On Behalf of | Jul 24, 2018 | Criminal Defense

Virginia residents may be interested in a study that examines the role race plays in the decisions made by bail judges. According to the study, bail judges, whether they are white or black, seem to show bias against defendants who are black.

According to one study, black defendants are 2.4 percent more likely to be detained while they wait for their court hearings as opposed to their white counterparts. White defendants will pay around $7,281 less than black defendants for bail.

These figures may suggest that both black and white bail judges are influenced by racial stereotypes when deciding whether or not a defendant will commit another crime when they are released. The truth is that many white defendants are just as likely, if not more likely, than black defendants to get arrested following their release. It appears that some judges have a race-based bias leading them to believe that black defendants pose a higher danger when released as opposed to white defendants.

A study published in 2018 that used machine learning techniques showed that bail judges are often wrong in predicting which defendants will re-offend or attempt escape if released on bail. Another finding of interest from the study includes statistics that seem to show that Miami judges have a higher racial bias than those in Philadelphia. It seems that inexperienced judges or judges who serve on a temporary basis are more likely to do worse at predicting defendant behavior than more experienced judges.

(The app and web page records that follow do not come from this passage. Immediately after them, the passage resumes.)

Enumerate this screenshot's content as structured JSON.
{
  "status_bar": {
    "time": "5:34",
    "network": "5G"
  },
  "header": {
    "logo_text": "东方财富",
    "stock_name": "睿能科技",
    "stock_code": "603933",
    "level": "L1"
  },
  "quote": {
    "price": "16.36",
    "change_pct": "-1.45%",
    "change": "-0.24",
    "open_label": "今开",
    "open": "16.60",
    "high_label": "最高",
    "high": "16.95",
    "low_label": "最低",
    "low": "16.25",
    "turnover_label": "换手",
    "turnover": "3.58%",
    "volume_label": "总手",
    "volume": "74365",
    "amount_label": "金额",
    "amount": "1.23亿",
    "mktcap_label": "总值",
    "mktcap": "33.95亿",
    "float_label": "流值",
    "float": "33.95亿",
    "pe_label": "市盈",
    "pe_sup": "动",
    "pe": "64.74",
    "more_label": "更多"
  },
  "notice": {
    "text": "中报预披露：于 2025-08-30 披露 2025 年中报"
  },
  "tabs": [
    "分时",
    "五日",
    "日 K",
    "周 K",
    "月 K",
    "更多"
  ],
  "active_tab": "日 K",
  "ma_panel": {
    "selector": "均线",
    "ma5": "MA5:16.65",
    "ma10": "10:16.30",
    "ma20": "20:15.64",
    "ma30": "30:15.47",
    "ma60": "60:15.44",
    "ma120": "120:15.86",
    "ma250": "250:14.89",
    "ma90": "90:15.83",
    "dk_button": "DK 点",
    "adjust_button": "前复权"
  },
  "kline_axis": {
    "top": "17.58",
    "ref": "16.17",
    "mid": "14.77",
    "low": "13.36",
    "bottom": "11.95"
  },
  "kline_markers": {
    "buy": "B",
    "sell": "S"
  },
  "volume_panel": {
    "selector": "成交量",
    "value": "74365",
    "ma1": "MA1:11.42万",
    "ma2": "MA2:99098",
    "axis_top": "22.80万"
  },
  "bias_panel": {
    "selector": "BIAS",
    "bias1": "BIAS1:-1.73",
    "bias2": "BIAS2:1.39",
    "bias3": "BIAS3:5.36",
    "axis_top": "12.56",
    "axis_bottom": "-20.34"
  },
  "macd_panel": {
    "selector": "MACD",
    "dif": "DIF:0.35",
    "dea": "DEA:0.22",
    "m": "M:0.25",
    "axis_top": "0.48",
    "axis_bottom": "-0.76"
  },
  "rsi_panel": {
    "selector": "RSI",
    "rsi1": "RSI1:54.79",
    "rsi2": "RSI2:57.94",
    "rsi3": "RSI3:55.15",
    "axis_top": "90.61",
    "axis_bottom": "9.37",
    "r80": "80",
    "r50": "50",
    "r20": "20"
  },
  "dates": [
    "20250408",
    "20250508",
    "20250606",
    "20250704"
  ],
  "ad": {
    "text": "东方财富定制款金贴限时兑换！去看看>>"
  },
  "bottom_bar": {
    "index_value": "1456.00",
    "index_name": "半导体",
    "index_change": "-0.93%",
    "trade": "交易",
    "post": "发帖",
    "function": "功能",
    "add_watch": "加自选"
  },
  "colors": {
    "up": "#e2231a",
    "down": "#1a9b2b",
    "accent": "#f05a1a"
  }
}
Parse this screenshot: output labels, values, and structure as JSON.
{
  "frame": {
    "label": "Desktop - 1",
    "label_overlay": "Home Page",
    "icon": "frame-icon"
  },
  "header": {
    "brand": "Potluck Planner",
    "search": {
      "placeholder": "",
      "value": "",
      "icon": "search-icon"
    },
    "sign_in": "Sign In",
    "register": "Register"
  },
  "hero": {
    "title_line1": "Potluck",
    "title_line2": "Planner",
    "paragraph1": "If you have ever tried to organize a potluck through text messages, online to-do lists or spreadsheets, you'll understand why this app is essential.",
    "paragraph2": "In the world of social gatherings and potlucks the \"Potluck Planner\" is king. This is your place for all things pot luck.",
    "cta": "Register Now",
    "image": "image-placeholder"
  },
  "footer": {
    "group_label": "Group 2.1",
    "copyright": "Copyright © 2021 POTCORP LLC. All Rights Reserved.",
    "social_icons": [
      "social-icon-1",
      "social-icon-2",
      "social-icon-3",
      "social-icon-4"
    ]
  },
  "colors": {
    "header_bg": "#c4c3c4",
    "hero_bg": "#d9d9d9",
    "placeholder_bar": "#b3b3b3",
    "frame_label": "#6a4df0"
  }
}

A criminal defense attorney may work to help their clients have the best outcome when they are before a judge. Criminal defense attorneys may represent guilty individuals as well as innocent individuals who have been wrongfully accused of a crime at any stage of the justice system. It doesn’t matter if an individual is at the criminal investigation stage or if they have recently been released from prison; an attorney may help them better understand their options.